Unlikely Engineering Innovations
Alex Nash and Matt Pope
Engineering fish food - It’s an unlikely start, to an even more unlikely venture that has led us here this weekend. To compound confusion further, neither of us is an engineer; at least not in the traditional sense. Then again, very little about our chosen area of study would be considered particularly conventional, but more the stuff of science fiction. Our work centres on synthetic biology, a chimeric blend of biology and engineering science, which aims to repudiate the established perception of biological systems. By considering living organisms as being constructed of a hierarchy of genetic parts, devices and systems, practitioners within our broad church work to restitch the fabric of the natural world to achieve a wide range of goals.
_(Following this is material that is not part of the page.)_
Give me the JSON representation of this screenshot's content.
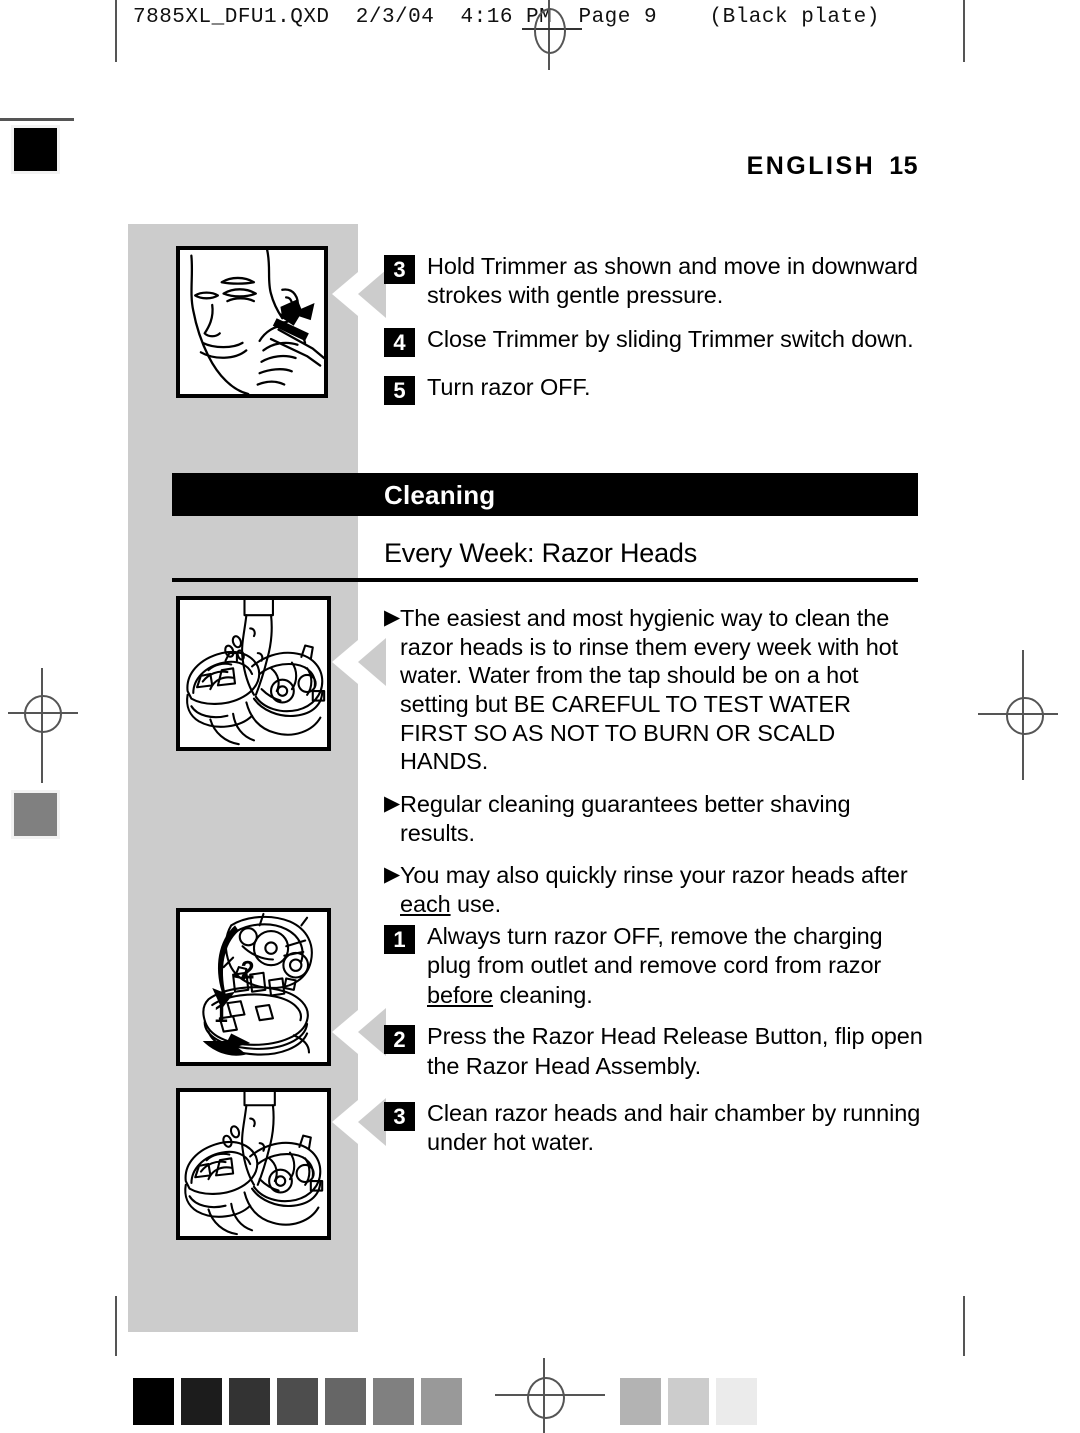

Given its somewhat unconventional nature and remit to circumvent the established biological order, synthetic biology is often likened to hacking or ‘biohacking’, and this is reflected in its origins. First conceived in 1910 by French Chemist, Stéphane Leduc, and delivered nearly a century later by MIT computer scientist, Tom Knight, synthetic biology inhabits a somewhat eclectic space within the realm of human intellectual endeavour. In part due to its connection to computational sciences, the rise of synthetic biology has birthed the DIY-biology movement, and moved towards an open-source platform for the dissemination of scientific discovery and innovation, wherein non-traditional researchers and research are increasingly welcome and the limits of interdisciplinary collaboration are pushed.
The advent of potent genetic engineering tools emerging from synthetic biology research, expanding its sphere of influence, has given greater focus has been given to innovation outside of the traditional remit of the biosciences. This theme of versatility, and circumventing convention is what has catalysed our interest in the field, and is the basis for our own project. Our work aims to provide disruptive biological technologies to the fishing industry, supporting a global shift from open-water fishing, to industrial aquaculture. It is part of a growing trend in agriculture, moving away from traditional farming and cultivation techniques, towards more environmentally and financially sustainable methods. We’ve joined a growing raft of scientists, aiming to engineer industrially relevant organisms, to replace established food sources used as feeds in farming – both on land and in the sea.
We work to engineer pond scum. Or, rather more specifically, micro-algae. These tiny photosynthetic organisms have long been favoured in the synthetic biology community thanks to their ability to convert sunlight and carbon dioxide into a range of biochemical products. This has led to algae being engineered to synthesize everything from biofuels, to food flavourings and scents. Beauty is evidently only skin-deep. In our case, we’re engineering micro-algae as a food substitute for the ground fish meal, typically used to feed fish stocks in commercial aquaculture set-ups. Our hope is to improve environmental and financial control of the way we feed our food.
The point we’re at now is the result of a rather circuitous journey through engineering, and is most certainly outside the traditional engineering sphere. However, in many ways, this is what excites us most. As synthetic biology has expanded over the past decade and a half, the routes by which individuals can affect meaningful innovation have multiplied exponentially, giving rise to all manner of new areas to explore and develop. We feel strongly then, that even as two misfit biochemists-turned-engineers, we have an opportunity to carve out our own niche within the broader field of engineering. That brings great hope for a future in which more non-traditional routes to engineering innovation can be achieved, by pioneers from a far broader range of backgrounds, achieving in ever more unlikely areas.
Image: Cyanofeed. Alex Nash and Matt Pope